═══ MATERIAL PROVIDED ═══

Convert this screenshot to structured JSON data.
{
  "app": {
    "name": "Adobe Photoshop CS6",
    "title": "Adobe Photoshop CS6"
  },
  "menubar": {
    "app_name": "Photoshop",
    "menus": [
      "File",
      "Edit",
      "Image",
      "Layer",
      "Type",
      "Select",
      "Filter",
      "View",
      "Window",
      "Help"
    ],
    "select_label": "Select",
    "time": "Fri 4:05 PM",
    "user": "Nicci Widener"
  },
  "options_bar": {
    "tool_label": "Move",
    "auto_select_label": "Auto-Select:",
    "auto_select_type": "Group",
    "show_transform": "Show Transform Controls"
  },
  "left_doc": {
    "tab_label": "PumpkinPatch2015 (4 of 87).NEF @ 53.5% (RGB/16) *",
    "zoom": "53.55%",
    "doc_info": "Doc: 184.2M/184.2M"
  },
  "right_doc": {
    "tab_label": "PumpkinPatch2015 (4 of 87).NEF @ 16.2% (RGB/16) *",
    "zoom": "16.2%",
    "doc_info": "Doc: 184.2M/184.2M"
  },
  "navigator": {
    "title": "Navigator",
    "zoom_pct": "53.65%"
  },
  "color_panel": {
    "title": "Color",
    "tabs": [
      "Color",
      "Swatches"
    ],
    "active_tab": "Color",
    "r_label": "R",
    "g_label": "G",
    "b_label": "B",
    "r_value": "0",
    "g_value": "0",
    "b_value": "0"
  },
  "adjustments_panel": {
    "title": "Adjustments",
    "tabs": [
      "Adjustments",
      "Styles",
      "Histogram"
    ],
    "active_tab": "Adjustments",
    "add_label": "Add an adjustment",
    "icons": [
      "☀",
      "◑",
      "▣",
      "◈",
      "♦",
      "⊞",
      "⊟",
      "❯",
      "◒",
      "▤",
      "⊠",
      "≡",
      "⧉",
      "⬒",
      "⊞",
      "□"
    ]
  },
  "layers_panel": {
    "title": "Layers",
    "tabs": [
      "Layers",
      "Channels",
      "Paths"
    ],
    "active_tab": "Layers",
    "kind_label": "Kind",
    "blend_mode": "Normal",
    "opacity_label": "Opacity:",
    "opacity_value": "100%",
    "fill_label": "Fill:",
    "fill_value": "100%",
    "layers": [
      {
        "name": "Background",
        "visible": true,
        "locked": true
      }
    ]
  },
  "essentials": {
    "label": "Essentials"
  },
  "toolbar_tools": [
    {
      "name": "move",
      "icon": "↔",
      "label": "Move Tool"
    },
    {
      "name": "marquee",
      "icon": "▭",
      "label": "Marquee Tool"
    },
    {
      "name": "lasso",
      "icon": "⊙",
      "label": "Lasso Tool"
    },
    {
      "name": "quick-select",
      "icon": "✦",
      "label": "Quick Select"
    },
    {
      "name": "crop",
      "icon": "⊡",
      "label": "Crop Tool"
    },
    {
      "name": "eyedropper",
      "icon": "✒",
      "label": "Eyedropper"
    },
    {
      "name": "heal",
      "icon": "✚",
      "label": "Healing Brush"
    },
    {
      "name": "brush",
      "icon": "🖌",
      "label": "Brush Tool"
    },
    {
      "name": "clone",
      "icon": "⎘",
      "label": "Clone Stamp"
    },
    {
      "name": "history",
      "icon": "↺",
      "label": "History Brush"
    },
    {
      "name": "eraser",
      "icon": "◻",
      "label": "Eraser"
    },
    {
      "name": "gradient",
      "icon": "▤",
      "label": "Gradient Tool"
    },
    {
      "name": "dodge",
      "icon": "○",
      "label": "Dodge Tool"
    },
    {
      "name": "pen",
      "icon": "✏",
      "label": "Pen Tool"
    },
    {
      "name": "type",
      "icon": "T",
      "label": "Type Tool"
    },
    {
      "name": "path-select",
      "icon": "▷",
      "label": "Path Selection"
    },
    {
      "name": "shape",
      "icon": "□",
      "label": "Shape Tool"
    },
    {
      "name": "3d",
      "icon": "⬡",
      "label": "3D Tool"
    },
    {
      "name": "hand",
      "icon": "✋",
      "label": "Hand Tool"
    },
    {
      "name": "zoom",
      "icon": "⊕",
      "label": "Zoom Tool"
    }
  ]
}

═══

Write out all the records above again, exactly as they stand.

Convert this screenshot to structured JSON data.
{
  "app": {
    "name": "Adobe Photoshop CS6",
    "title": "Adobe Photoshop CS6"
  },
  "menubar": {
    "app_name": "Photoshop",
    "menus": [
      "File",
      "Edit",
      "Image",
      "Layer",
      "Type",
      "Select",
      "Filter",
      "View",
      "Window",
      "Help"
    ],
    "select_label": "Select",
    "time": "Fri 4:05 PM",
    "user": "Nicci Widener"
  },
  "options_bar": {
    "tool_label": "Move",
    "auto_select_label": "Auto-Select:",
    "auto_select_type": "Group",
    "show_transform": "Show Transform Controls"
  },
  "left_doc": {
    "tab_label": "PumpkinPatch2015 (4 of 87).NEF @ 53.5% (RGB/16) *",
    "zoom": "53.55%",
    "doc_info": "Doc: 184.2M/184.2M"
  },
  "right_doc": {
    "tab_label": "PumpkinPatch2015 (4 of 87).NEF @ 16.2% (RGB/16) *",
    "zoom": "16.2%",
    "doc_info": "Doc: 184.2M/184.2M"
  },
  "navigator": {
    "title": "Navigator",
    "zoom_pct": "53.65%"
  },
  "color_panel": {
    "title": "Color",
    "tabs": [
      "Color",
      "Swatches"
    ],
    "active_tab": "Color",
    "r_label": "R",
    "g_label": "G",
    "b_label": "B",
    "r_value": "0",
    "g_value": "0",
    "b_value": "0"
  },
  "adjustments_panel": {
    "title": "Adjustments",
    "tabs": [
      "Adjustments",
      "Styles",
      "Histogram"
    ],
    "active_tab": "Adjustments",
    "add_label": "Add an adjustment",
    "icons": [
      "☀",
      "◑",
      "▣",
      "◈",
      "♦",
      "⊞",
      "⊟",
      "❯",
      "◒",
      "▤",
      "⊠",
      "≡",
      "⧉",
      "⬒",
      "⊞",
      "□"
    ]
  },
  "layers_panel": {
    "title": "Layers",
    "tabs": [
      "Layers",
      "Channels",
      "Paths"
    ],
    "active_tab": "Layers",
    "kind_label": "Kind",
    "blend_mode": "Normal",
    "opacity_label": "Opacity:",
    "opacity_value": "100%",
    "fill_label": "Fill:",
    "fill_value": "100%",
    "layers": [
      {
        "name": "Background",
        "visible": true,
        "locked": true
      }
    ]
  },
  "essentials": {
    "label": "Essentials"
  },
  "toolbar_tools": [
    {
      "name": "move",
      "icon": "↔",
      "label": "Move Tool"
    },
    {
      "name": "marquee",
      "icon": "▭",
      "label": "Marquee Tool"
    },
    {
      "name": "lasso",
      "icon": "⊙",
      "label": "Lasso Tool"
    },
    {
      "name": "quick-select",
      "icon": "✦",
      "label": "Quick Select"
    },
    {
      "name": "crop",
      "icon": "⊡",
      "label": "Crop Tool"
    },
    {
      "name": "eyedropper",
      "icon": "✒",
      "label": "Eyedropper"
    },
    {
      "name": "heal",
      "icon": "✚",
      "label": "Healing Brush"
    },
    {
      "name": "brush",
      "icon": "🖌",
      "label": "Brush Tool"
    },
    {
      "name": "clone",
      "icon": "⎘",
      "label": "Clone Stamp"
    },
    {
      "name": "history",
      "icon": "↺",
      "label": "History Brush"
    },
    {
      "name": "eraser",
      "icon": "◻",
      "label": "Eraser"
    },
    {
      "name": "gradient",
      "icon": "▤",
      "label": "Gradient Tool"
    },
    {
      "name": "dodge",
      "icon": "○",
      "label": "Dodge Tool"
    },
    {
      "name": "pen",
      "icon": "✏",
      "label": "Pen Tool"
    },
    {
      "name": "type",
      "icon": "T",
      "label": "Type Tool"
    },
    {
      "name": "path-select",
      "icon": "▷",
      "label": "Path Selection"
    },
    {
      "name": "shape",
      "icon": "□",
      "label": "Shape Tool"
    },
    {
      "name": "3d",
      "icon": "⬡",
      "label": "3D Tool"
    },
    {
      "name": "hand",
      "icon": "✋",
      "label": "Hand Tool"
    },
    {
      "name": "zoom",
      "icon": "⊕",
      "label": "Zoom Tool"
    }
  ]
}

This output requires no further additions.